### Aim of the exercise
Copy out each line of the data below in which "icon" appears.

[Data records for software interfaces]
■ ■ ■

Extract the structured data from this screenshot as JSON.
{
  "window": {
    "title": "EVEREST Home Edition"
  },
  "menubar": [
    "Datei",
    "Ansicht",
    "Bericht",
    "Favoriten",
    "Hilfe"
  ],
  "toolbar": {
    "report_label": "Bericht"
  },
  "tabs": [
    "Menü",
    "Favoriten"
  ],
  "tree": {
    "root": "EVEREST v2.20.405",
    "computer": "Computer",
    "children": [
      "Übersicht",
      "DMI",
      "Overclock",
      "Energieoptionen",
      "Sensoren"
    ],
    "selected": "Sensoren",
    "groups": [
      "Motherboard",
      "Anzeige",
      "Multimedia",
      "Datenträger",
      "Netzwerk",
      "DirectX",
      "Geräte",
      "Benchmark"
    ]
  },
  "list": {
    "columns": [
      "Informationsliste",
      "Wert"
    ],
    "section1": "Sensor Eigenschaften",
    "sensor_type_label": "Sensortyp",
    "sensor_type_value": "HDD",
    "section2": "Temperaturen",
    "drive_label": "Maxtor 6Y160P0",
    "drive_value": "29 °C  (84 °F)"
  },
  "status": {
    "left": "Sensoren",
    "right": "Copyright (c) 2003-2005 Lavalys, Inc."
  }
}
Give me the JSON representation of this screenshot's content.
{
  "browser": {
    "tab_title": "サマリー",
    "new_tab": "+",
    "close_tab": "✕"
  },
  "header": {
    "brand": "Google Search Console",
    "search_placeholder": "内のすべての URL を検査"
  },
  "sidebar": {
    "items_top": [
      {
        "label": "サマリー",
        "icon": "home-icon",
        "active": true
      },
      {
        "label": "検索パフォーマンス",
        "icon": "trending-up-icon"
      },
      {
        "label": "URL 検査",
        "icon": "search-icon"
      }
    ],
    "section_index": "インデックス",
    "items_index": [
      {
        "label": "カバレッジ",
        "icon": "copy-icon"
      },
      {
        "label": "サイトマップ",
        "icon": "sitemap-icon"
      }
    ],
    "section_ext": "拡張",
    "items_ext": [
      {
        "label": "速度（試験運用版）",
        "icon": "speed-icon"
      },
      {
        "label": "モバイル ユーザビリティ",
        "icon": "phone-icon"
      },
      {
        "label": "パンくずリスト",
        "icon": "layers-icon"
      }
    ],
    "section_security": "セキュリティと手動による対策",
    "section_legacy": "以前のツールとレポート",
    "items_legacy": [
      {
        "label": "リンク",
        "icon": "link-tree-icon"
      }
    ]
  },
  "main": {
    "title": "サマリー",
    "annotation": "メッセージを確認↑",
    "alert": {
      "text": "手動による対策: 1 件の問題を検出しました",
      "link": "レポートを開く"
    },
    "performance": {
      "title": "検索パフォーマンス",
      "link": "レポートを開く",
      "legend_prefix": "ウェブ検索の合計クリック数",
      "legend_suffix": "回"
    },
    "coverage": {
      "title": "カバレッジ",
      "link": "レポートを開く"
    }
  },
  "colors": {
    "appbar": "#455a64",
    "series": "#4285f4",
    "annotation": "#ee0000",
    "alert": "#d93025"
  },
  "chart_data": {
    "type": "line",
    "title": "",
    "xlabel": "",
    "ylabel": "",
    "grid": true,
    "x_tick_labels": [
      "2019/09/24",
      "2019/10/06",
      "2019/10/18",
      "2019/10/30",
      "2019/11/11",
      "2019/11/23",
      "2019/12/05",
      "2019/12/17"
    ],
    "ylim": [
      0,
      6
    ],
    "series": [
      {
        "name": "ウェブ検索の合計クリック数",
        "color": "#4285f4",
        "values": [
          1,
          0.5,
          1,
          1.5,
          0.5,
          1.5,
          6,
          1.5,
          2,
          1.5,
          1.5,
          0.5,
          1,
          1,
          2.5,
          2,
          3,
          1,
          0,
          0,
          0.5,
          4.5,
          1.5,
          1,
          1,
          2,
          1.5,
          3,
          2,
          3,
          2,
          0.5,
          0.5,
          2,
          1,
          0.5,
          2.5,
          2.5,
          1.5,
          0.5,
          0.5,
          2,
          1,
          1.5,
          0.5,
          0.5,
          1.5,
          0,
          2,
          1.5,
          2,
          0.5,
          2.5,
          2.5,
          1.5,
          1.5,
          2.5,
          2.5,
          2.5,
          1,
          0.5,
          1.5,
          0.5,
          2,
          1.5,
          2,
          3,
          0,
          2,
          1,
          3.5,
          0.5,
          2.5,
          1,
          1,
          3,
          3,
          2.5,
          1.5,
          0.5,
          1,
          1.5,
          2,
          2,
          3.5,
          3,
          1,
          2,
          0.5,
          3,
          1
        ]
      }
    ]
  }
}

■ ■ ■

### Exercise solution
        "icon": "home-icon",
        "icon": "trending-up-icon"
        "icon": "search-icon"
        "icon": "copy-icon"
        "icon": "sitemap-icon"
        "icon": "speed-icon"
        "icon": "phone-icon"
        "icon": "layers-icon"
        "icon": "link-tree-icon"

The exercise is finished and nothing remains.